Google’s answer to Web applications is their Chrome Web Store. It allows you to publish your website as a Web application via one of two methods.

Image 4

Figure 4. The Google Chrome Web Store

Method No. 1 is to publish your site as a hosted site. In this scenario, you host the site and then create a metadata file that you load into the Web Store. This scenario is best suited for Web applications that do not implement any Chrome-specific features. It allows you to take advantage of the exposure the Web Store can provide while also maintaining a Web application that works with all browsers.

Method No. 2 is to create a packaged application that the user downloads from the Web Store. This application has the option of using Chrome’s Extension APIs to change the user interface of Chrome or modify Chrome’s behavior. Packaged apps also provide offline capabilities, allowing you to turn your Web application into, essentially, a desktop application.

It’s worth noting that Chrome does provide a method for pinning a site to the Windows taskbar, but the feature is not obvious to users. To pin the site, the user needs to click the tools button from the toolbar and then select Tools --> Create application shortcuts. Chrome gives the user the option of placing the shortcut on the Desktop, Start Menu and Taskbar. Once pinned, Chrome also isolates the Web application in a separate browser instance and places an icon the taskbar. Chrome doesn’t provide a means for customizing the jump list.

Feature Comparison

With the various browsers’ implementation of different features, it can be difficult to discern which browser provides which feature. Each vendor uses different names for given feature and even then, the feature, while it might be similar to other vendors’ browser, do not function exactly the same. They are “similar but different.” Here’s a digestible summary of the features of each browser for building your Web app:

 

Feature Name

IE

Chrome

Firefox

Pinned Sites

Y

(Windows Integration)

Y

(Application Shortcuts)

Y

(Prism app)

Site-centric browsing?

Y

Y

Y

Requires User Install

N

Y

Y

Jump Lists

Y

N

N

Pinned

Locations

Taskbar

Start Menu

Desktop

Taskbar

Start Menu

Desktop

Taskbar

Desktop

Web Store

Y

(IE Gallery)

Y

(Store)

N

Icon Overlays

Y

Y

N

Custom Icon

Y

Y

Y

Custom Thumbnail Controls

Y

N

N

HTML 5

Y

Y

Y

Hardware Acceleration

Y

N

N

Conclusion

Browser support for building Web applications is only just now gaining momentum as the Big Three (Google, Microsoft, and Mozilla) have only recently realized just how important these features are to business, developers, and users. Some are more valuable to sites than others.

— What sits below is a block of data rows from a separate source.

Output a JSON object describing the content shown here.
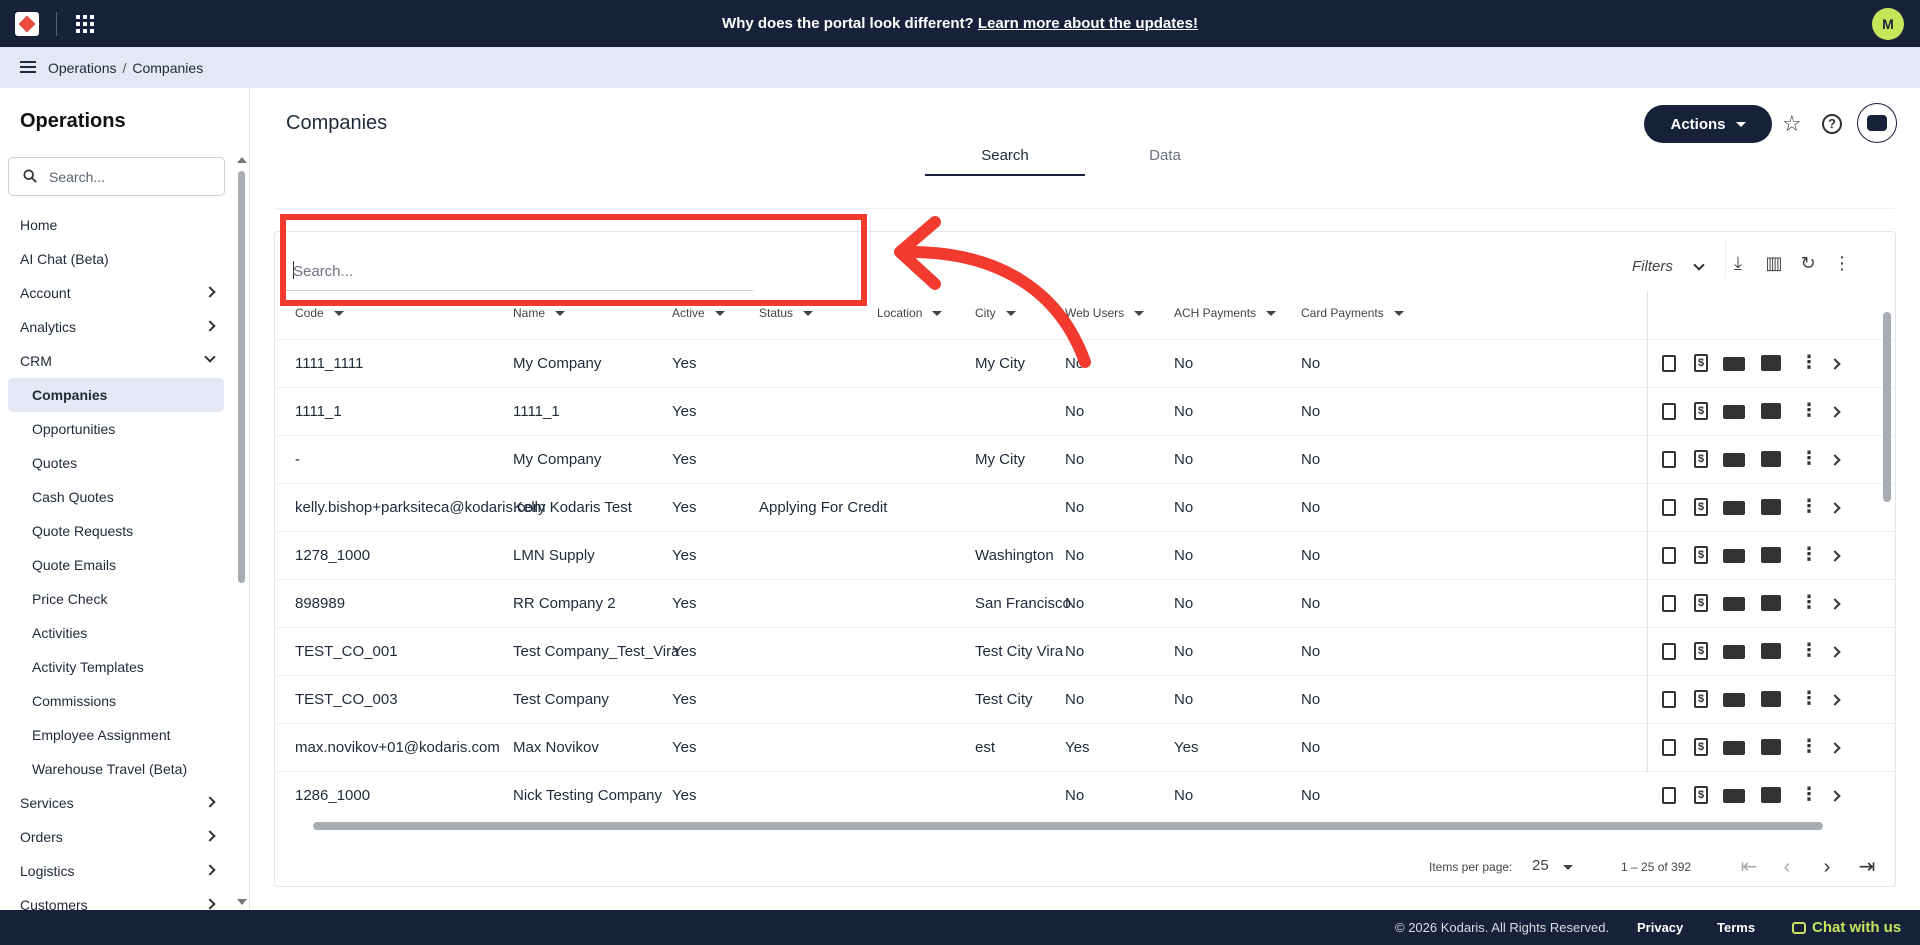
{
  "topbar": {
    "announcement_prefix": "Why does the portal look different?",
    "announcement_link": "Learn more about the updates!",
    "avatar_initial": "M"
  },
  "breadcrumb": {
    "level1": "Operations",
    "separator": "/",
    "level2": "Companies"
  },
  "sidebar": {
    "title": "Operations",
    "search_placeholder": "Search...",
    "items": [
      {
        "label": "Home",
        "type": "item"
      },
      {
        "label": "AI Chat (Beta)",
        "type": "item"
      },
      {
        "label": "Account",
        "type": "group"
      },
      {
        "label": "Analytics",
        "type": "group"
      },
      {
        "label": "CRM",
        "type": "group-open"
      },
      {
        "label": "Companies",
        "type": "sub-active"
      },
      {
        "label": "Opportunities",
        "type": "sub"
      },
      {
        "label": "Quotes",
        "type": "sub"
      },
      {
        "label": "Cash Quotes",
        "type": "sub"
      },
      {
        "label": "Quote Requests",
        "type": "sub"
      },
      {
        "label": "Quote Emails",
        "type": "sub"
      },
      {
        "label": "Price Check",
        "type": "sub"
      },
      {
        "label": "Activities",
        "type": "sub"
      },
      {
        "label": "Activity Templates",
        "type": "sub"
      },
      {
        "label": "Commissions",
        "type": "sub"
      },
      {
        "label": "Employee Assignment",
        "type": "sub"
      },
      {
        "label": "Warehouse Travel (Beta)",
        "type": "sub"
      },
      {
        "label": "Services",
        "type": "group"
      },
      {
        "label": "Orders",
        "type": "group"
      },
      {
        "label": "Logistics",
        "type": "group"
      },
      {
        "label": "Customers",
        "type": "group"
      }
    ]
  },
  "page": {
    "title": "Companies",
    "actions_label": "Actions",
    "tabs": [
      "Search",
      "Data"
    ],
    "search_placeholder": "Search...",
    "filters_label": "Filters"
  },
  "table": {
    "columns": [
      "Code",
      "Name",
      "Active",
      "Status",
      "Location",
      "City",
      "Web Users",
      "ACH Payments",
      "Card Payments"
    ],
    "rows": [
      [
        "1111_1111",
        "My Company",
        "Yes",
        "",
        "",
        "My City",
        "No",
        "No",
        "No"
      ],
      [
        "1111_1",
        "1111_1",
        "Yes",
        "",
        "",
        "",
        "No",
        "No",
        "No"
      ],
      [
        "-",
        "My Company",
        "Yes",
        "",
        "",
        "My City",
        "No",
        "No",
        "No"
      ],
      [
        "kelly.bishop+parksiteca@kodaris.com",
        "Kelly Kodaris Test",
        "Yes",
        "Applying For Credit",
        "",
        "",
        "No",
        "No",
        "No"
      ],
      [
        "1278_1000",
        "LMN Supply",
        "Yes",
        "",
        "",
        "Washington",
        "No",
        "No",
        "No"
      ],
      [
        "898989",
        "RR Company 2",
        "Yes",
        "",
        "",
        "San Francisco",
        "No",
        "No",
        "No"
      ],
      [
        "TEST_CO_001",
        "Test Company_Test_Vira",
        "Yes",
        "",
        "",
        "Test City Vira",
        "No",
        "No",
        "No"
      ],
      [
        "TEST_CO_003",
        "Test Company",
        "Yes",
        "",
        "",
        "Test City",
        "No",
        "No",
        "No"
      ],
      [
        "max.novikov+01@kodaris.com",
        "Max Novikov",
        "Yes",
        "",
        "",
        "est",
        "Yes",
        "Yes",
        "No"
      ],
      [
        "1286_1000",
        "Nick Testing Company",
        "Yes",
        "",
        "",
        "",
        "No",
        "No",
        "No"
      ]
    ]
  },
  "pagination": {
    "items_per_page_label": "Items per page:",
    "items_per_page": "25",
    "range": "1 – 25 of 392"
  },
  "footer": {
    "copyright": "© 2026 Kodaris. All Rights Reserved.",
    "privacy": "Privacy",
    "terms": "Terms",
    "chat": "Chat with us"
  },
  "colors": {
    "navy": "#17213a",
    "accent_lime": "#c6e65a",
    "annotation_red": "#f23a2f",
    "breadcrumb_bg": "#e3e8f4"
  }
}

The direction you take as you seek to build Web experiences that engage your audience largely depends on the browsers visitors are using and how the available technology aligns with your business model. One thing is certain: If you have a website, taking a few easy steps to make it more like a Web app is not to be ignored. Learn more about how to turn your existing or yet-to-be Web assets into engaging Web applications at the following places:

  • Build My Pinned Site – Internet Explorer hub for pinned sites and how to take advantage of Windows integration
  • Prism – Mozilla Labs experiment site and further enhancements
  • Web Store – Chrome’s how-to decision tree on web stores and your site

 

This site does business with companies mentioned in this article. This article was written by independent authors with input from the sponsor.

 

 

 

Make a Comment

Loading Comments...

  • Web Development Newsletter Signup

    Invalid email
    You have successfuly registered to our newsletter.
  • HTML5 ebook

    HTML5 is the new standard that is expected to take over the Web. New versions of browsers are already starting to support the advanced features. Learn why HTML5 is important and discover how to use start using it today.